An open-source technology that enables better ways to get and use information on the Web. It let people run and create light-weight on-top-of-Web applications and share them with others. Hacking out your own “best flights search”, “personal investments monitor” will be fun to do.
Since yesterdays late night, the LumberJaczk has its official Web running public at:
Besides the “obligatory” project information the site features few use-cases and screencasts showing the LumberJaczk in action. To keep you informed of what’s going on next subscribe to the project news RSS feed, or join/browse the project mailing list. I’m looking forward to hearing from you guys :)
An open-source technology that enables better ways to get and use information on the Web. Let people create light-weight on-top-of-Web applications of their own and share them with others.
Hacking out such use-cases like “best flights search”, “personal investments monitor” will be fun to create. At least for me it definitely is :) All based on Firefox browser and it’s Mozilla guts. BTW, the project name: LumberJaczk.
So where are we now?
The system has already been functional and ready to use in alpha version for some time. What keeps me busy right now, more than I expected, is preparation of all sorts of presentational stuff to communicate the project to public clearly and concisely. Presentations, screen-casts, docs are ready and the web page is in progress. My estimations are the first come-out of the Web is to happen the next Mon, May 21 at http://lumberjaczk.org. So check back, subscribe or whatever… I’m looking forward to hearing some feedback once it’s out. After that another big thing is to make a code due-diligence so the code release can follow soon.
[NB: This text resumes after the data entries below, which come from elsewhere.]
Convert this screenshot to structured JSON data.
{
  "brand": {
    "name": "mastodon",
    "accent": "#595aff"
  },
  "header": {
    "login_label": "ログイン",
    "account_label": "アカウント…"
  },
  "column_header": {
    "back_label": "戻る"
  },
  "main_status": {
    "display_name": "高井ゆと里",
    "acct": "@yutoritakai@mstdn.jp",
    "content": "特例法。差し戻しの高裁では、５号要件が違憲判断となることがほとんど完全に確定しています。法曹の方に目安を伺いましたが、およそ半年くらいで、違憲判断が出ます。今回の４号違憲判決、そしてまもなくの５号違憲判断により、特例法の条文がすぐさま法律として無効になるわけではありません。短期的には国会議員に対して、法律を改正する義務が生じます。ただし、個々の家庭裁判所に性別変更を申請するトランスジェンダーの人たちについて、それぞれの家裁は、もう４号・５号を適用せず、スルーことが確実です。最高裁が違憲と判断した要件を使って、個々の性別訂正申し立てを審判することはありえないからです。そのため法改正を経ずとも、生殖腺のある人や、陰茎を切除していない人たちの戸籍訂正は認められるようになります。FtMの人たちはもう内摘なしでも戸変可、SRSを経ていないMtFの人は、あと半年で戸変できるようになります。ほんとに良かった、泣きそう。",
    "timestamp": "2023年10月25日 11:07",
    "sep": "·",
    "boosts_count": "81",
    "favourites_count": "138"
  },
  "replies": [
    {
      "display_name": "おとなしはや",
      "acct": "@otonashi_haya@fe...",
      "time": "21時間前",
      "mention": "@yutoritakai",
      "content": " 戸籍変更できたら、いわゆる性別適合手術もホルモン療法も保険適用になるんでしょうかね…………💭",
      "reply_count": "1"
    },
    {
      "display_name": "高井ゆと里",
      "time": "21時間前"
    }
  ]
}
Just an information: Peter Szinek, a friend of mine is about to release the Mozilla DOM W3C Connector he implemented. It allows you to access the Mozilla DOM as W3C DOM from within Java when embedding Mozilla. This is fundamental if you want to use standard XML tools and libraries to operate directly on Mozilla DOM, e.g. XML, XSLT, XPath, XQuery. Read more in his original post.
We’ve been using it for few months and it proved to be stable. The bad guy seems to be sometimes JavaXPCOM ;)
You are currently browsing the AlephZarro weblog archives for mozilla firefox.
- XPather 1.4 on Firefox 3
- Easy cron scheduling in Ruby.
- Rhotoalbum - a ruby photo album generator
- Acquisition of LumberJaczk Technologies
- JSSh for Firefox on Linux (because Firewatir loves it)
- Subversion: move, migrate, split
- Installation of Subversion on Ubuntu, with Apache, SSL, and BasicAuth.
- XPather 1.3 on Firefox 2.0
- New Version of XPather 1.1
- On-top-of-Web Applications’ Address: lumberjaczk.org